This is the continuation of the long-delayed “In Hawaiʻi” series, which includes posts on Mark Twain, Herman Melville and John Coltrane. I called this one Stevenson in the Pacific because Sāmoa features so centrally in his story.
When I was nine years old, I visited Sāmoa (then called Western Sāmoa) on the way to Tonga. My family was at the Tusitala Hotel, and in the lobby was a picture of Robert Louis Stevenson that has always stayed with me in memory. Tusitala was a Samoan name for Stevenson, meaning “teller of tales.” The hotel was in Apia, below his hillside home of Vailima – five waters. (We visited another great writer in Apia, Albert Wendt.) Vailima was described by the great writer Henry Adams:
a two-story Irish shanty with steps outside to the upper floor and a galvanized iron roof … squalor like a railroad navvy’s board hut …
And so was Stevenson himself:
…a man so thin and emaciated that he looked like a bundle of sticks in a bag, with a head and eyes morbidly intelligent and restless…
Stevenson sought a climate that would restore him to the health damaged from cold British winters, but I always wondered why he chose Sāmoa, as Pago Pago is, to this day, the most humid place I’ve ever been.

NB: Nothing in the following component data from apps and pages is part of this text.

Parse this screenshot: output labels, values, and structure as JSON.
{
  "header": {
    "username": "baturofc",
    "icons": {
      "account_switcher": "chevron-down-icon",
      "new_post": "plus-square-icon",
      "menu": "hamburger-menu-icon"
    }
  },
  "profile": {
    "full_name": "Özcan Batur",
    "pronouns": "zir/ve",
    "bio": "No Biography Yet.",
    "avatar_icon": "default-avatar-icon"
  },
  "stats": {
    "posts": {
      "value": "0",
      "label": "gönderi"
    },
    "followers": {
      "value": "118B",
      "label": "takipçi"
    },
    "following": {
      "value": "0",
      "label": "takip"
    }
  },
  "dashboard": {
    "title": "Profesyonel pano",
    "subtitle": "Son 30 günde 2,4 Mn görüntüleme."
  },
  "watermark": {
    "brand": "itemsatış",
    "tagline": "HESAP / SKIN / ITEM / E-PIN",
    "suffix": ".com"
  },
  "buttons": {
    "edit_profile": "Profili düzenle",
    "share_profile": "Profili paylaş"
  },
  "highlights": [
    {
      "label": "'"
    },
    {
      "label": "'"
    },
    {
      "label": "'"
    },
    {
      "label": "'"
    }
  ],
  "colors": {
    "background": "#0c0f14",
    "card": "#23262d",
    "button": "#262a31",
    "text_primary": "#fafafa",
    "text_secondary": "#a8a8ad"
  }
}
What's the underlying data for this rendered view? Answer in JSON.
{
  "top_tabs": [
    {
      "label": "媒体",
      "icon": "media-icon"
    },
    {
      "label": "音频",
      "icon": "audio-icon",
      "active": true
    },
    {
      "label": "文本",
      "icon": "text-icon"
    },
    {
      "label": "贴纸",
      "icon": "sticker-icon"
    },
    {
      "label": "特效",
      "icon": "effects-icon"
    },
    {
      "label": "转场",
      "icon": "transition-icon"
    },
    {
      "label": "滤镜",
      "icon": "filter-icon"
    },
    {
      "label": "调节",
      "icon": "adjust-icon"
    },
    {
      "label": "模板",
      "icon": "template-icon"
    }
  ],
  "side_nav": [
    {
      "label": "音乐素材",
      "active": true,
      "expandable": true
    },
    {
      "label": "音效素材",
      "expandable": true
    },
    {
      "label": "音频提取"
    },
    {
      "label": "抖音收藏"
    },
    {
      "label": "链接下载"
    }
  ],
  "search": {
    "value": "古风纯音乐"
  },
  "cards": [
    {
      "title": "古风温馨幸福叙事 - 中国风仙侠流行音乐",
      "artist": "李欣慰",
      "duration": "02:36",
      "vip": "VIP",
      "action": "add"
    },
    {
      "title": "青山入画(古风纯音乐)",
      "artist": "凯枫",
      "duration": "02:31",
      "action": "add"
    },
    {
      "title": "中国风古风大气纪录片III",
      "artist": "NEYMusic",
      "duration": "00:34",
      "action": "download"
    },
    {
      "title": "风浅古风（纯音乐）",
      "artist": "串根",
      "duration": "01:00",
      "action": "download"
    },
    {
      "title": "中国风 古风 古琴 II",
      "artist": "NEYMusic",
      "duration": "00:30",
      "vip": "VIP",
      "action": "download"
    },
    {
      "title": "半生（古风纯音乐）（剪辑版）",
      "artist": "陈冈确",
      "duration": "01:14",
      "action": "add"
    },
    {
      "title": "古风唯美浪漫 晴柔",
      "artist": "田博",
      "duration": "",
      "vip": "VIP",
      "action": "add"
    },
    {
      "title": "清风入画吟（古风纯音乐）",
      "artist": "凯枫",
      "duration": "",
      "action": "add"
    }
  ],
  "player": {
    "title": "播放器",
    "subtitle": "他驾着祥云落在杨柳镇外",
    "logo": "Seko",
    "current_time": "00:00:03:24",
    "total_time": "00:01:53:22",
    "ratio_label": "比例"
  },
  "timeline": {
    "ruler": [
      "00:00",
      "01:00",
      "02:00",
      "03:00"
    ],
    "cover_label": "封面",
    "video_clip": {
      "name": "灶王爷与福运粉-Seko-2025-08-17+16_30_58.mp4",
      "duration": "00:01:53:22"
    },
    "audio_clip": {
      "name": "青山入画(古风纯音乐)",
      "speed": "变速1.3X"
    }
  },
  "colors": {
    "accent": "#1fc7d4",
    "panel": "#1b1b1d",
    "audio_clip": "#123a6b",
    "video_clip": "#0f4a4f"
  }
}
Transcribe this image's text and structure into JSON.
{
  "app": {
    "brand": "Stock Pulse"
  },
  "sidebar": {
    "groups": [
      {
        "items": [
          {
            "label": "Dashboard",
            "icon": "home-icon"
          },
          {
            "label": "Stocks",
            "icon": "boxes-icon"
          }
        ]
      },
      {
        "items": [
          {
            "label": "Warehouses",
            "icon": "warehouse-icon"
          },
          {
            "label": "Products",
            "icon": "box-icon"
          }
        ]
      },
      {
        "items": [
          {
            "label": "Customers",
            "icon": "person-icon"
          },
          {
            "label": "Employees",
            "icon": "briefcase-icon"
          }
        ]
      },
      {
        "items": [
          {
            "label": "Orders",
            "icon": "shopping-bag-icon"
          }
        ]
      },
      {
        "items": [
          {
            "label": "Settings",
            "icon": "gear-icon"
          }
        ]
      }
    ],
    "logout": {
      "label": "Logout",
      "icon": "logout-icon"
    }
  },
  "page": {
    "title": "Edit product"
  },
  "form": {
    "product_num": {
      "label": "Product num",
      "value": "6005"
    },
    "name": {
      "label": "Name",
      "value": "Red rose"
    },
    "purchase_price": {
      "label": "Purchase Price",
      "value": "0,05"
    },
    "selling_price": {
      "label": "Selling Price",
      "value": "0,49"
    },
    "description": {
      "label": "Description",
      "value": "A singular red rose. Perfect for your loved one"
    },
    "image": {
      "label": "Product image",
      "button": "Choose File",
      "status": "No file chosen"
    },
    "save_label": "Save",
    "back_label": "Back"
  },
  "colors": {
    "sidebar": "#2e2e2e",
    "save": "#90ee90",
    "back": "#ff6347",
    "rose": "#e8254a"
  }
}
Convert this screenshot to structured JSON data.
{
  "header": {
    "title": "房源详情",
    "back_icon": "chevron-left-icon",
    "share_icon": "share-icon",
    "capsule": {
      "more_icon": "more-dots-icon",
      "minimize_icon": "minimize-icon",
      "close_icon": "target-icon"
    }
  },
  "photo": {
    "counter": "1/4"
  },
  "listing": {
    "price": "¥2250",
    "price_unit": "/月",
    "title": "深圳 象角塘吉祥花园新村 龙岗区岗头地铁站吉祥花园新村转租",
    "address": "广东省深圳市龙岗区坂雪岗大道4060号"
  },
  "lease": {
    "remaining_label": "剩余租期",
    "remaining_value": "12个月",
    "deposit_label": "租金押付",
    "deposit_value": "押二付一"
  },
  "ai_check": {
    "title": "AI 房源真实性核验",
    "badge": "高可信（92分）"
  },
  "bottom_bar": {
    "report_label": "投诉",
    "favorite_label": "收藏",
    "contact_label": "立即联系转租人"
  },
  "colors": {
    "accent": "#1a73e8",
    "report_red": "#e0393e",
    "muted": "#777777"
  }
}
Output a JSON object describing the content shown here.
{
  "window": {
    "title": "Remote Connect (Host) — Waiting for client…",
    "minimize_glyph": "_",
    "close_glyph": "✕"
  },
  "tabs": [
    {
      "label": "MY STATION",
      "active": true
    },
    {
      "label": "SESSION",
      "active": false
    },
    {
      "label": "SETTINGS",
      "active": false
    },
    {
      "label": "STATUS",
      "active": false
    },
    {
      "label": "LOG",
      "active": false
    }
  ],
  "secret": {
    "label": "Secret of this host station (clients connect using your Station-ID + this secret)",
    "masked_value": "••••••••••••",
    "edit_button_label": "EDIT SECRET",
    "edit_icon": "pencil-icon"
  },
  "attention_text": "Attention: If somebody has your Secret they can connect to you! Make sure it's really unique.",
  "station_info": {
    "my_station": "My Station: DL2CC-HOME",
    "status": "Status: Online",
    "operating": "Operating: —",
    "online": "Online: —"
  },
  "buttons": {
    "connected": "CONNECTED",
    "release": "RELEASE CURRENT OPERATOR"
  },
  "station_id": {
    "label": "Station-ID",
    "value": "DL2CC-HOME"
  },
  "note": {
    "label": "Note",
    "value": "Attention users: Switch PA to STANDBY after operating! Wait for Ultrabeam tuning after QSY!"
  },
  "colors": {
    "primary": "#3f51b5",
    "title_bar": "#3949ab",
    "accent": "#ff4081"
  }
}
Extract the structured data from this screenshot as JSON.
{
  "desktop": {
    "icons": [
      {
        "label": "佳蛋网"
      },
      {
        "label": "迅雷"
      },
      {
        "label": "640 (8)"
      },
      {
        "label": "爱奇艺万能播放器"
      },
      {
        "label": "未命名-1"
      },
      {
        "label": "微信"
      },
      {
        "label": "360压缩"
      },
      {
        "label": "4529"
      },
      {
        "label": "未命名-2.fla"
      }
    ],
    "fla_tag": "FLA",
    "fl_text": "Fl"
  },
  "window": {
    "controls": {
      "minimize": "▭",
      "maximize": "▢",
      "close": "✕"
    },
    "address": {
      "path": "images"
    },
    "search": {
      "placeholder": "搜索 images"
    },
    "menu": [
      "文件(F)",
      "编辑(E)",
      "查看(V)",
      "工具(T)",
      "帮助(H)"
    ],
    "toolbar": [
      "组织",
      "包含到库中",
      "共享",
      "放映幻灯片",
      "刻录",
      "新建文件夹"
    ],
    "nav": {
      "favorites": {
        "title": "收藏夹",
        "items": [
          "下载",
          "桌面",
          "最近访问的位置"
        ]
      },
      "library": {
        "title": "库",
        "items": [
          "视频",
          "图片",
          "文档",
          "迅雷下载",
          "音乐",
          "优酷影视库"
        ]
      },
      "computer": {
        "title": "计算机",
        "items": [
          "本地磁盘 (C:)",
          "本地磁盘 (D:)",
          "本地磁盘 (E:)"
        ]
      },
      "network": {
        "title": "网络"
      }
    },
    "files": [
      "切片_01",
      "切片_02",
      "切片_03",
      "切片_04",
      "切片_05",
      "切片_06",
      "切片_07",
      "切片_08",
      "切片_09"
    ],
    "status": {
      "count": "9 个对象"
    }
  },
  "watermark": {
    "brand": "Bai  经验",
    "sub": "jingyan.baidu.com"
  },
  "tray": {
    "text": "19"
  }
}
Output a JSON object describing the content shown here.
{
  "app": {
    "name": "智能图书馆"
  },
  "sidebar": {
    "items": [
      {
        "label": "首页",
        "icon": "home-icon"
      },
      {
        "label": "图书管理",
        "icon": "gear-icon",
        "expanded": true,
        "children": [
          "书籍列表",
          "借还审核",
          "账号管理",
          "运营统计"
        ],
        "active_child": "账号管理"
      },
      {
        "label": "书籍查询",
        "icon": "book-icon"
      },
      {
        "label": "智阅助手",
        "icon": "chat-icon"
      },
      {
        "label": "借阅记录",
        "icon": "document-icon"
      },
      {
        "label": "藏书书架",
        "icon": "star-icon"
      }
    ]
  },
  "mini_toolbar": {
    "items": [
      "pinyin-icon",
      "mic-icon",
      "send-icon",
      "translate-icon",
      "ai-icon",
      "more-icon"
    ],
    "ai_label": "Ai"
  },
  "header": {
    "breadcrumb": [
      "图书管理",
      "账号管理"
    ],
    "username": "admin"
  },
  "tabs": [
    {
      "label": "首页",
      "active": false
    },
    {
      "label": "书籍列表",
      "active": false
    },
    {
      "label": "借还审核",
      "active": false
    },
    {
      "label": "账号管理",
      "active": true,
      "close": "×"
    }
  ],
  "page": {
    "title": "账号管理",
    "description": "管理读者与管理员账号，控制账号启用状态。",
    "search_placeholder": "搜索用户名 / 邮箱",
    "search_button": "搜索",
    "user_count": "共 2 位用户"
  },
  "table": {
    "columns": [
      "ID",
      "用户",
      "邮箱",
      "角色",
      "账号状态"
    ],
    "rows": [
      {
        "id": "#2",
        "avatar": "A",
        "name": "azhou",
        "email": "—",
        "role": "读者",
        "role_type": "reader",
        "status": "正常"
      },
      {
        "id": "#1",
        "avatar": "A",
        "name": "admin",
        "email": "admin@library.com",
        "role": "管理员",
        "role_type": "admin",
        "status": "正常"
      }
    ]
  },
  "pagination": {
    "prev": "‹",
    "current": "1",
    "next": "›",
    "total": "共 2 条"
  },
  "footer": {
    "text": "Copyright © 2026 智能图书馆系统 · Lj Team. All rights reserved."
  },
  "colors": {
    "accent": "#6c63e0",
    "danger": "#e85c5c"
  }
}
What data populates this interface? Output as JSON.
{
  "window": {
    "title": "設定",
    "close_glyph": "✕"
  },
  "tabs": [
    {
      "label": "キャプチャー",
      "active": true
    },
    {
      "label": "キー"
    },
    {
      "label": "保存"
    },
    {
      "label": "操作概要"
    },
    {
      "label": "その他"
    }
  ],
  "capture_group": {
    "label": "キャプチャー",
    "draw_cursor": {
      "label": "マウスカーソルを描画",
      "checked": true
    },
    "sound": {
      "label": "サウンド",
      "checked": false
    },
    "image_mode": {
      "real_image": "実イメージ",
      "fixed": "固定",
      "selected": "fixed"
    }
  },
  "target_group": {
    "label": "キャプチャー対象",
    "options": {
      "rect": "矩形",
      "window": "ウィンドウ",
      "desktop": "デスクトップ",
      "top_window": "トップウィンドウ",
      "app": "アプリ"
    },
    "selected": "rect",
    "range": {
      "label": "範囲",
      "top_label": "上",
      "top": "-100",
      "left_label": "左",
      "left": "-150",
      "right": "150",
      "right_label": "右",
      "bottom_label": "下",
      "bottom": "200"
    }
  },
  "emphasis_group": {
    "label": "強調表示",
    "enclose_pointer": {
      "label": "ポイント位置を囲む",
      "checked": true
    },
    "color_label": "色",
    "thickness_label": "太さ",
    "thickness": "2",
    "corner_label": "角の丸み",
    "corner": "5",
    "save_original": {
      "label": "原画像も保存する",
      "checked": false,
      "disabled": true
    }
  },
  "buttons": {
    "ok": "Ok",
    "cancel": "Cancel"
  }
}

Thinking myself an adventurous nine-year old in 1981, I marveled at Stevenson adventuring to what was at the time an incredibly remote place. This was, in fact, what attracted him; he had considered living in Hawaiʻi:
Honolulu’s good – very good … but this seems more savage
I fancied myself following in his footsteps, moving to Tonga, but looking back, more likely, it was his stepson Lloyd’s footsteps I was following. I was familiar with his novels Kidnapped and Treasure Island, and of course Dr. Jeckyll and Mr. Hyde, and saw the difference between them and Sāmoa, a testament to his versatility. It was perhaps the insights in Jeckyll and Hyde, of “man’s” dual nature that gave him the ability to accept, then embrace Polynesian people and culture. The Biographer Rice said of his arrival in Sāmoa:
…at first … he is extremely nervous about their menacing appearance. ʻThere could be nothing more natural than these apprehensions’ he wrote for The Sun, ʻnor anything more groundless.’
(Rice, 1974, 109)
He was a vocal critic of Victorian hypocrisy, and “was not afraid to live as he wished,” marrying a woman ten years older than he who was probably part African American.
Stevenson took four trips with his family to the Pacific, and two to Hawaiʻi at auspicious moments; one before (1889) and one immediately after the overthrow of the monarchy (September 1893). And unlike other Europeans, Stevenson was a royalist and his sympathy was with the Queen. Upon landing in Honolulu he went directly to her and expressed his sympathies. He had already written at length about colonial activities in Sāmoa, criticizing Western powers right at the moment that Germany and the US were dividing Sāmoa in two.
On his first trip, Stevenson became friends with Kalākaua and Princess Liliʻuokalani. He also met another famous writer of his age who had visited Hawaiʻi, Mark Twain. He wrote to Twain from Sāmoa as it descended into civil war:
I wish you could see my ʻsimple and sunny haven’ now; war has broken out…
But his closest association was with his fellow Scot Archibald Cleghorn and, famously, his daughter Princess Kaʻiulani. He wrote to a friend, “how I love the Polynesian!” and seemed particularly fascinated that one of them, heir presumptive to the throne, was an Edinburgh Scot, like himself, on her “worse half.” The poem he wrote her before she left for an English education is fairly well-known:
Forth from her land to mine she goes,
The island maid, the island rose,
Light of heart and bright of face:
The daughter of a double race.
Her islands here in Souther sun,
Shall mourn their Kaiulani gone,
And I, in her dear banyan shade,
Look vainly for my little maid.
But our Scots islands far away
Shall glitter with unwonted day,
And cast for once their tempests by
To smile in Kaiulani’s eye.